Chiara Robinette



From Breast Cancer to Baby at 28

My name is Chiara and I am a 28 year old breast cancer survivor. Breast cancer doesn’t run in my family, I don’t have either of the BRCA gene mutations, and I was in overall good health at the time of my diagnosis. I went from feeling a lump in my right breast at the beginning of May to being diagnosed with DCIS (then upgraded to Stage 1a with multiple foci) to bilateral mastectomy to finding out I was pregnant in the beginning of August! Talk about a whirlwind trip. I have to say that having breast cancer isn’t as terrible as you might think. The worst part is waiting for test results and dr’s appointments to hear your results. The mental, physical, and emotional anxiety you and your loved ones go through during the waiting is utterly indescribable. That’s the worst of it, though! Once you have your diagnosis, getting a plan together and starting treatment feels like a really great step forward. As for treatment, whether you’re facing lumpectomy, mastectomy, or considering bi lateral mastectomy, know that you will be whole again. Don’t let anyone talk you into or out of a procedure. Make the decision that you’re most comfortable with. I opted for bilateral mastectomy because the surgeon had to take the right breast altogether and I just didn’t want to have to go through screening every six months for the left. Again, the anxiety was unbearable for me. And, if I had to make the decision to do bilateral mastectomy again, I’d absolutely do it. After all, it’s just breast tissue. I won’t be able to breast feed my kids but in the big scheme of things, I’d rather be around to raise them! After the mastectomy, the pathology results indicated ER+, PR- HER 2 neu+ breast cancer with the presence of LVI. So, my oncologist recommended a short course of chemo as a preventative measure, even though the cancer had not reached my lymph nodes. As I was getting ready to have my port put in and harvest some eggs, I found out that I was pregnant. I can’t tell you how excited my husband and I were to find hear the news! The baby is due April 2015 and after te birth, I’ll resume treatment. I’m not exactly looking forward to chemo but it’s a drop in the bucket compared to all the life I have ahead of me and this beautiful blessing that’s growing! So, next June or July, I’ll start chemo and it’ll be over before I know it. For those of you that are facing a breast cancer diagnosis, here’s what I recommend for easing your mind and helping you through the process: Tell your family, they will be your biggest supporters. And when you feel like you can’t face it anymore, they’ll be there for you. It’s ok to be angry! Cry, yell, scream, whatever you have to do. Cancer sucks and no one is expecting you to keep it together 24/7. Find good doctors and don’t be afraid to get a second and third opinion. It’s your body! Know your doctors. Do your research. This will allow you to have intelligent conversations with your doctors and will help you to ask the right questions. It also helps when you’re explaining things to your family. This last one will be the hardest: don’t expect a diagnosis from Dr. Google and stay off the forums.

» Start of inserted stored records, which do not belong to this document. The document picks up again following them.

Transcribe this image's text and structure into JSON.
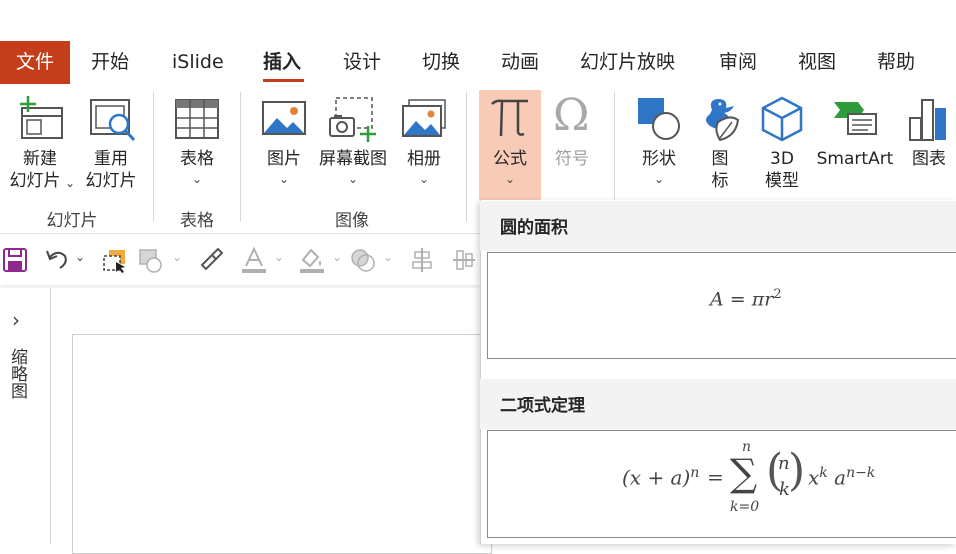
{
  "menu": {
    "file": "文件",
    "home": "开始",
    "islide": "iSlide",
    "insert": "插入",
    "design": "设计",
    "transitions": "切换",
    "animations": "动画",
    "slideshow": "幻灯片放映",
    "review": "审阅",
    "view": "视图",
    "help": "帮助"
  },
  "ribbon": {
    "new_slide_line1": "新建",
    "new_slide_line2": "幻灯片",
    "reuse_line1": "重用",
    "reuse_line2": "幻灯片",
    "table": "表格",
    "pictures": "图片",
    "screenshot": "屏幕截图",
    "album": "相册",
    "equation": "公式",
    "symbol": "符号",
    "shapes": "形状",
    "icons_line1": "图",
    "icons_line2": "标",
    "models_line1": "3D",
    "models_line2": "模型",
    "smartart": "SmartArt",
    "chart": "图表",
    "groups": {
      "slides": "幻灯片",
      "tables": "表格",
      "images": "图像"
    },
    "colors": {
      "accent": "#c43e1c",
      "equation_highlight": "#f8cbb7"
    }
  },
  "thumbnails": {
    "label": "缩略图",
    "expand": "›"
  },
  "equations": {
    "circle_title": "圆的面积",
    "circle": {
      "lhs": "A",
      "eq": "=",
      "pi": "π",
      "r": "r",
      "exp": "2"
    },
    "binomial_title": "二项式定理",
    "binomial": {
      "lhs": "(x + a)",
      "lhs_exp": "n",
      "eq": "=",
      "sum": "∑",
      "upper": "n",
      "lower": "k=0",
      "binom_top": "n",
      "binom_bottom": "k",
      "x": "x",
      "x_exp": "k",
      "a": "a",
      "a_exp": "n−k"
    }
  }
}
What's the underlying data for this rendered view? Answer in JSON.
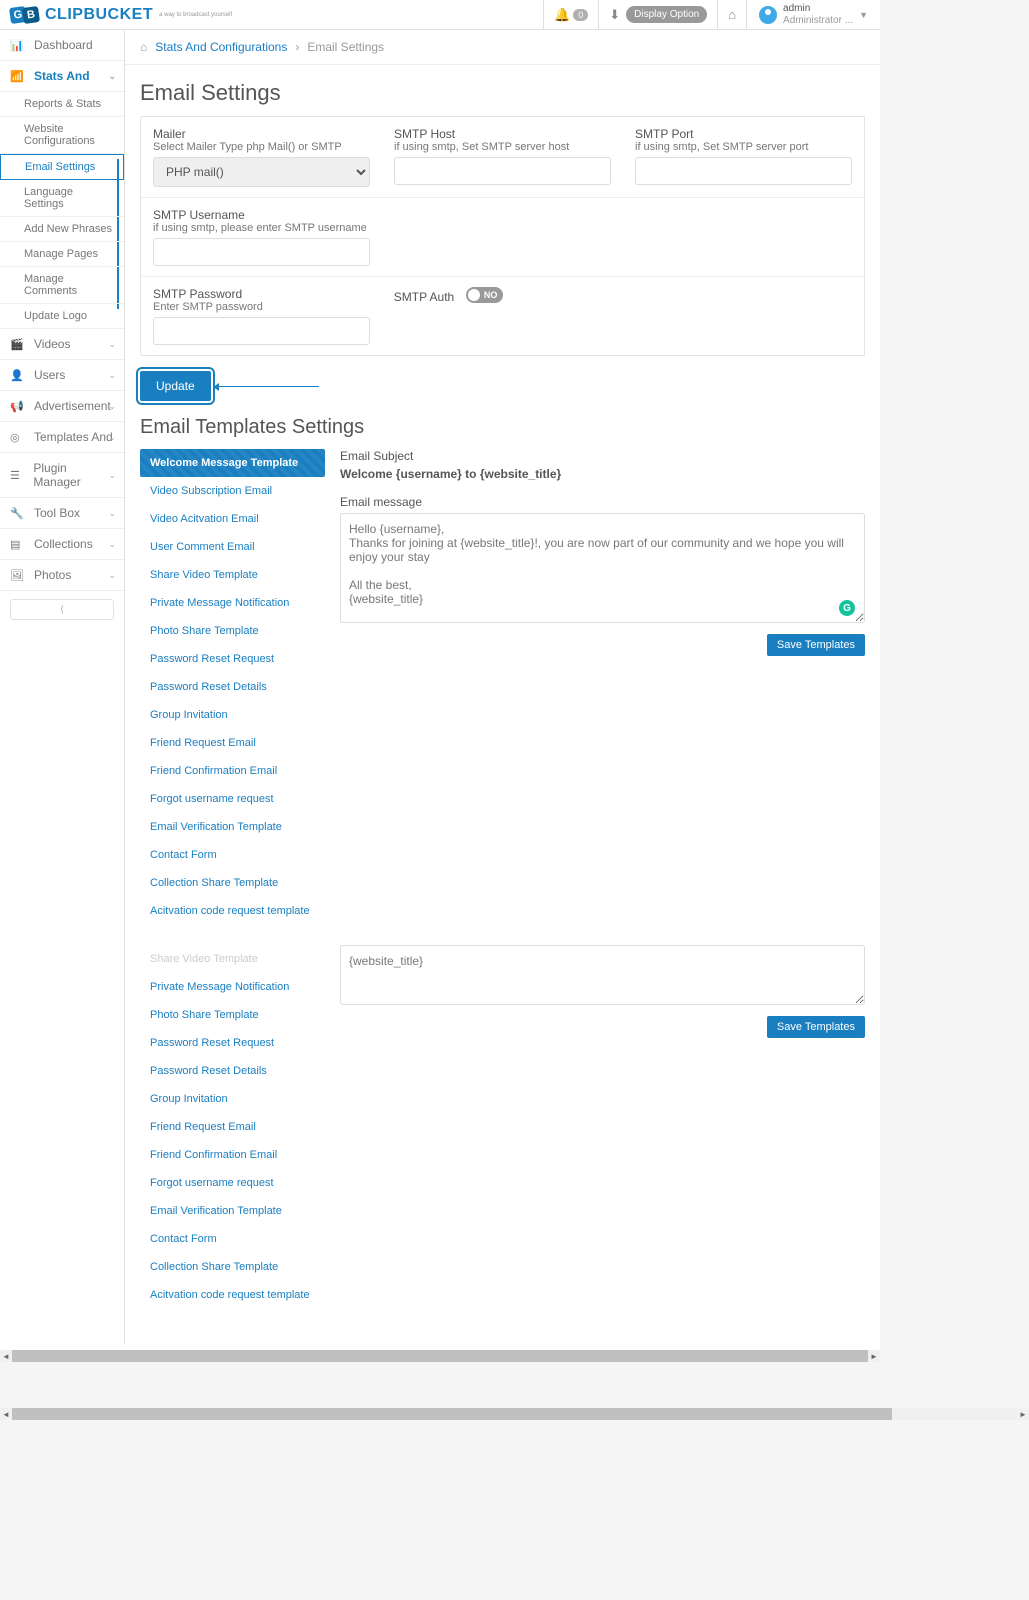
{
  "logo": {
    "text": "CLIPBUCKET",
    "sub": "a way to broadcast yourself"
  },
  "topbar": {
    "notifications": "0",
    "display_option": "Display Option",
    "user_name": "admin",
    "user_role": "Administrator ..."
  },
  "breadcrumb": {
    "root": "Stats And Configurations",
    "current": "Email Settings"
  },
  "sidebar": {
    "items": [
      {
        "label": "Dashboard",
        "icon": "dashboard"
      },
      {
        "label": "Stats And",
        "icon": "stats",
        "active": true,
        "expand": true
      },
      {
        "label": "Videos",
        "icon": "video",
        "expand": true
      },
      {
        "label": "Users",
        "icon": "user",
        "expand": true
      },
      {
        "label": "Advertisement",
        "icon": "megaphone",
        "expand": true
      },
      {
        "label": "Templates And",
        "icon": "target",
        "expand": true
      },
      {
        "label": "Plugin Manager",
        "icon": "list",
        "expand": true
      },
      {
        "label": "Tool Box",
        "icon": "wrench",
        "expand": true
      },
      {
        "label": "Collections",
        "icon": "folder",
        "expand": true
      },
      {
        "label": "Photos",
        "icon": "photo",
        "expand": true
      }
    ],
    "stats_sub": [
      "Reports & Stats",
      "Website Configurations",
      "Email Settings",
      "Language Settings",
      "Add New Phrases",
      "Manage Pages",
      "Manage Comments",
      "Update Logo"
    ]
  },
  "page": {
    "title": "Email Settings",
    "mailer_label": "Mailer",
    "mailer_hint": "Select Mailer Type php Mail() or SMTP",
    "mailer_value": "PHP mail()",
    "smtp_host_label": "SMTP Host",
    "smtp_host_hint": "if using smtp, Set SMTP server host",
    "smtp_port_label": "SMTP Port",
    "smtp_port_hint": "if using smtp, Set SMTP server port",
    "smtp_user_label": "SMTP Username",
    "smtp_user_hint": "if using smtp, please enter SMTP username",
    "smtp_pass_label": "SMTP Password",
    "smtp_pass_hint": "Enter SMTP password",
    "smtp_auth_label": "SMTP Auth",
    "smtp_auth_value": "NO",
    "update_btn": "Update"
  },
  "templates": {
    "title": "Email Templates Settings",
    "list": [
      "Welcome Message Template",
      "Video Subscription Email",
      "Video Acitvation Email",
      "User Comment Email",
      "Share Video Template",
      "Private Message Notification",
      "Photo Share Template",
      "Password Reset Request",
      "Password Reset Details",
      "Group Invitation",
      "Friend Request Email",
      "Friend Confirmation Email",
      "Forgot username request",
      "Email Verification Template",
      "Contact Form",
      "Collection Share Template",
      "Acitvation code request template"
    ],
    "list2": [
      "Share Video Template",
      "Private Message Notification",
      "Photo Share Template",
      "Password Reset Request",
      "Password Reset Details",
      "Group Invitation",
      "Friend Request Email",
      "Friend Confirmation Email",
      "Forgot username request",
      "Email Verification Template",
      "Contact Form",
      "Collection Share Template",
      "Acitvation code request template"
    ],
    "subject_label": "Email Subject",
    "subject_value": "Welcome {username} to {website_title}",
    "message_label": "Email message",
    "message_value": "Hello {username},\nThanks for joining at {website_title}!, you are now part of our community and we hope you will enjoy your stay\n\nAll the best,\n{website_title}",
    "message_value2": "{website_title}",
    "save_btn": "Save Templates"
  }
}
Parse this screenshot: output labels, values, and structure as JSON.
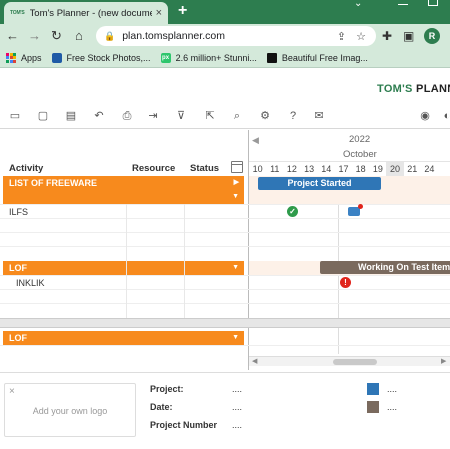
{
  "browser": {
    "tab_icon_text": "TOM'S",
    "tab_title": "Tom's Planner - (new document)",
    "tab_close": "×",
    "new_tab": "+",
    "url": "plan.tomsplanner.com",
    "profile_initial": "R",
    "bookmarks": [
      {
        "label": "Apps",
        "icon": "apps-grid-icon"
      },
      {
        "label": "Free Stock Photos,...",
        "icon": "bookmark-icon"
      },
      {
        "label": "2.6 million+ Stunni...",
        "icon": "pixabay-icon"
      },
      {
        "label": "Beautiful Free Imag...",
        "icon": "unsplash-icon"
      }
    ]
  },
  "app": {
    "logo_primary": "TOM'S",
    "logo_secondary": " PLANNER"
  },
  "grid": {
    "columns": {
      "activity": "Activity",
      "resource": "Resource",
      "status": "Status"
    },
    "year": "2022",
    "month": "October",
    "days": [
      "10",
      "11",
      "12",
      "13",
      "14",
      "17",
      "18",
      "19",
      "20",
      "21",
      "24"
    ],
    "highlighted_day": "20",
    "groups": [
      {
        "label": "LIST OF FREEWARE",
        "bar_label": "Project Started",
        "bar_color": "#2f76b6"
      },
      {
        "label": "LOF",
        "bar_label": "Working On Test Items",
        "bar_color": "#7a6a5e"
      },
      {
        "label": "LOF"
      }
    ],
    "tasks": [
      {
        "label": "ILFS"
      },
      {
        "label": "INKLIK"
      }
    ],
    "group_color": "#f78a1d"
  },
  "footer": {
    "logo_placeholder": "Add your own logo",
    "logo_close": "×",
    "fields": [
      {
        "label": "Project:",
        "value": "...."
      },
      {
        "label": "Date:",
        "value": "...."
      },
      {
        "label": "Project Number",
        "value": "...."
      }
    ],
    "legend": [
      {
        "color": "#2f76b6",
        "value": "...."
      },
      {
        "color": "#7a6a5e",
        "value": "...."
      }
    ]
  }
}
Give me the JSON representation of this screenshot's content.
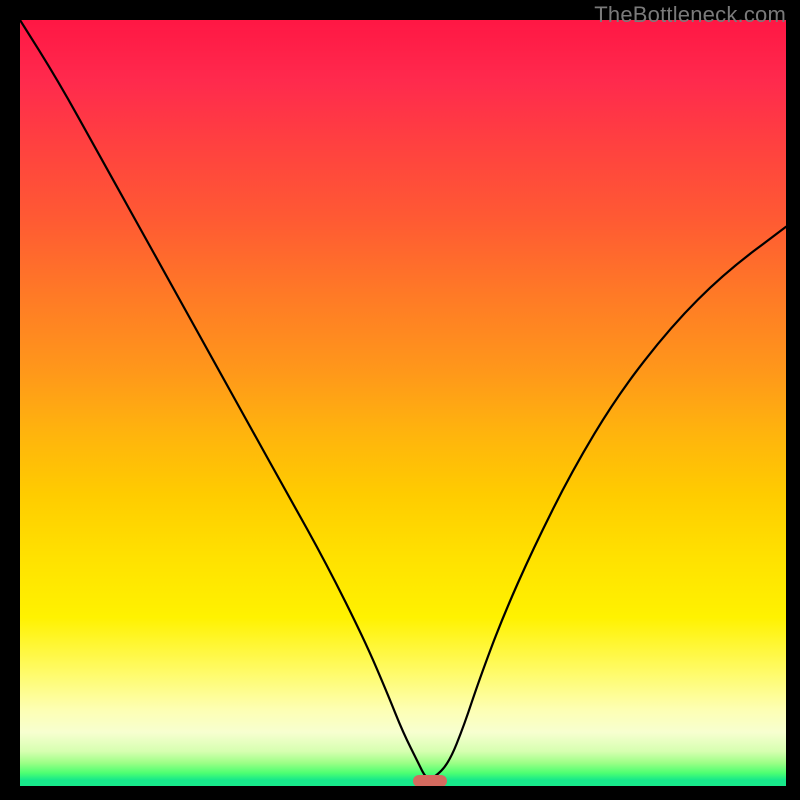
{
  "caption": {
    "text": "TheBottleneck.com"
  },
  "chart_data": {
    "type": "line",
    "title": "",
    "xlabel": "",
    "ylabel": "",
    "xlim": [
      0,
      100
    ],
    "ylim": [
      0,
      100
    ],
    "grid": false,
    "legend": false,
    "series": [
      {
        "name": "bottleneck-curve",
        "x": [
          0,
          5,
          10,
          15,
          20,
          25,
          30,
          35,
          40,
          45,
          48,
          50,
          52,
          53,
          54,
          56,
          58,
          60,
          63,
          67,
          72,
          78,
          85,
          92,
          100
        ],
        "values": [
          100,
          92,
          83,
          74,
          65,
          56,
          47,
          38,
          29,
          19,
          12,
          7,
          3,
          1,
          1,
          3,
          8,
          14,
          22,
          31,
          41,
          51,
          60,
          67,
          73
        ]
      }
    ],
    "annotations": [
      {
        "name": "min-marker",
        "shape": "pill",
        "x": 53.5,
        "y": 0.6,
        "color": "#d46a5f"
      }
    ],
    "background": {
      "type": "vertical-gradient",
      "stops": [
        {
          "pos": 0.0,
          "color": "#ff1744"
        },
        {
          "pos": 0.62,
          "color": "#ffcc00"
        },
        {
          "pos": 0.9,
          "color": "#fdffb3"
        },
        {
          "pos": 0.99,
          "color": "#18e88a"
        }
      ]
    }
  }
}
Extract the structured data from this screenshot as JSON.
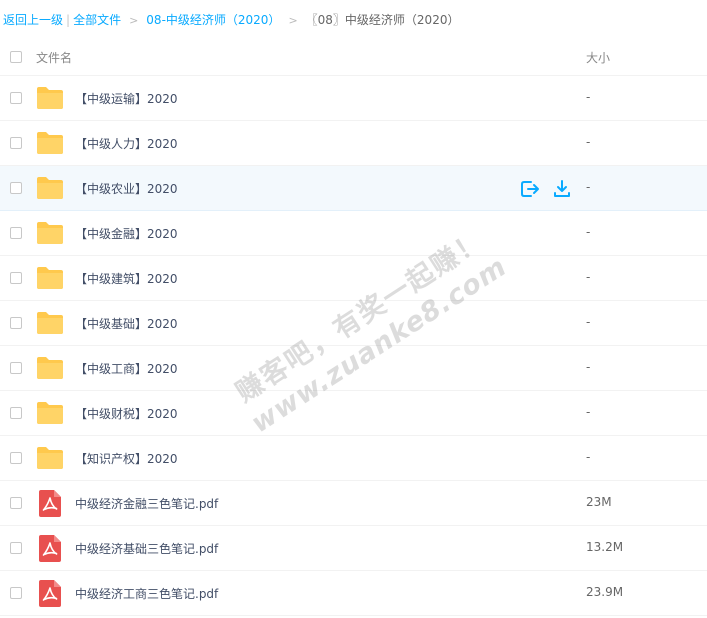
{
  "breadcrumb": {
    "back": "返回上一级",
    "divider": "|",
    "all": "全部文件",
    "folder": "08-中级经济师（2020）",
    "separator": ">",
    "current": "〖08〗中级经济师（2020）"
  },
  "header": {
    "name_label": "文件名",
    "size_label": "大小"
  },
  "files": [
    {
      "name": "【中级运输】2020",
      "size": "-",
      "type": "folder-icon"
    },
    {
      "name": "【中级人力】2020",
      "size": "-",
      "type": "folder-icon"
    },
    {
      "name": "【中级农业】2020",
      "size": "-",
      "type": "folder-icon"
    },
    {
      "name": "【中级金融】2020",
      "size": "-",
      "type": "folder-icon"
    },
    {
      "name": "【中级建筑】2020",
      "size": "-",
      "type": "folder-icon"
    },
    {
      "name": "【中级基础】2020",
      "size": "-",
      "type": "folder-icon"
    },
    {
      "name": "【中级工商】2020",
      "size": "-",
      "type": "folder-icon"
    },
    {
      "name": "【中级财税】2020",
      "size": "-",
      "type": "folder-icon"
    },
    {
      "name": "【知识产权】2020",
      "size": "-",
      "type": "folder-icon"
    },
    {
      "name": "中级经济金融三色笔记.pdf",
      "size": "23M",
      "type": "pdf-icon"
    },
    {
      "name": "中级经济基础三色笔记.pdf",
      "size": "13.2M",
      "type": "pdf-icon"
    },
    {
      "name": "中级经济工商三色笔记.pdf",
      "size": "23.9M",
      "type": "pdf-icon"
    }
  ],
  "hover_row_actions": [
    "share-icon",
    "download-icon"
  ],
  "watermark": {
    "line1": "赚客吧，有奖一起赚！",
    "line2": "www.zuanke8.com"
  },
  "colors": {
    "link": "#09aaff",
    "folder": "#ffc94d",
    "pdf": "#e8504f",
    "hover_row": "#f3f9fd"
  }
}
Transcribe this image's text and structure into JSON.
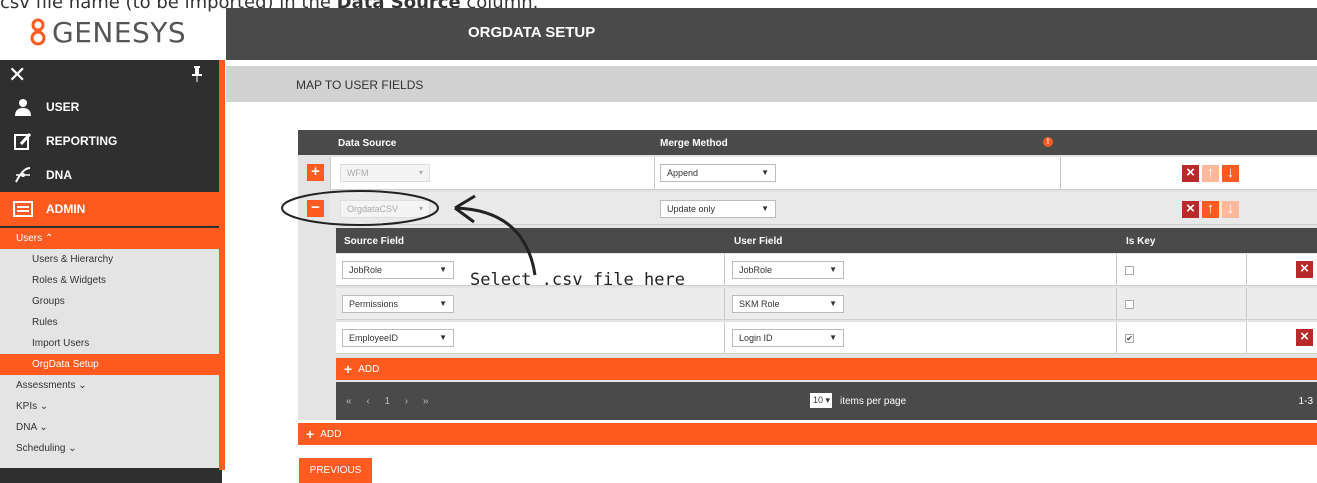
{
  "caption": {
    "prefix": "csv file name (to be imported) in the ",
    "bold": "Data Source",
    "suffix": " column."
  },
  "logo": {
    "text": "GENESYS",
    "trademark": "®"
  },
  "header": {
    "title": "ORGDATA SETUP"
  },
  "subheader": {
    "title": "MAP TO USER FIELDS"
  },
  "sidebar": {
    "close_label": "✕",
    "items": [
      {
        "label": "USER",
        "icon": "user-icon"
      },
      {
        "label": "REPORTING",
        "icon": "reporting-icon"
      },
      {
        "label": "DNA",
        "icon": "dna-icon"
      },
      {
        "label": "ADMIN",
        "icon": "admin-icon"
      }
    ],
    "users_head": "Users ⌃",
    "users_sub": [
      "Users & Hierarchy",
      "Roles & Widgets",
      "Groups",
      "Rules",
      "Import Users",
      "OrgData Setup"
    ],
    "groups": [
      "Assessments ⌄",
      "KPIs ⌄",
      "DNA ⌄",
      "Scheduling ⌄"
    ]
  },
  "grid": {
    "headers": {
      "data_source": "Data Source",
      "merge_method": "Merge Method"
    },
    "rows": [
      {
        "toggle": "+",
        "data_source": "WFM",
        "merge_method": "Append"
      },
      {
        "toggle": "−",
        "data_source": "OrgdataCSV",
        "merge_method": "Update only"
      }
    ]
  },
  "mapping": {
    "headers": {
      "source": "Source Field",
      "user": "User Field",
      "key": "Is Key"
    },
    "rows": [
      {
        "source": "JobRole",
        "user": "JobRole",
        "is_key": false
      },
      {
        "source": "Permissions",
        "user": "SKM Role",
        "is_key": false
      },
      {
        "source": "EmployeeID",
        "user": "Login ID",
        "is_key": true
      }
    ],
    "add_label": "ADD"
  },
  "pager": {
    "nav": "« ‹ 1 › »",
    "current_page": "1",
    "page_size": "10",
    "items_per_page": "items per page",
    "range": "1-3"
  },
  "outer_add_label": "ADD",
  "previous_label": "PREVIOUS",
  "annotation": "Select .csv file here",
  "colors": {
    "accent": "#ff5a1f",
    "dark": "#4a4a4a",
    "danger": "#b82a2a"
  }
}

It’ll only make you feel more anxious. Instead, stick to reputable websites and the facts about breast cancer. If you know fellow survivors, reach out to them. They’ve been in your shoes and can’t wait to help you through it, too.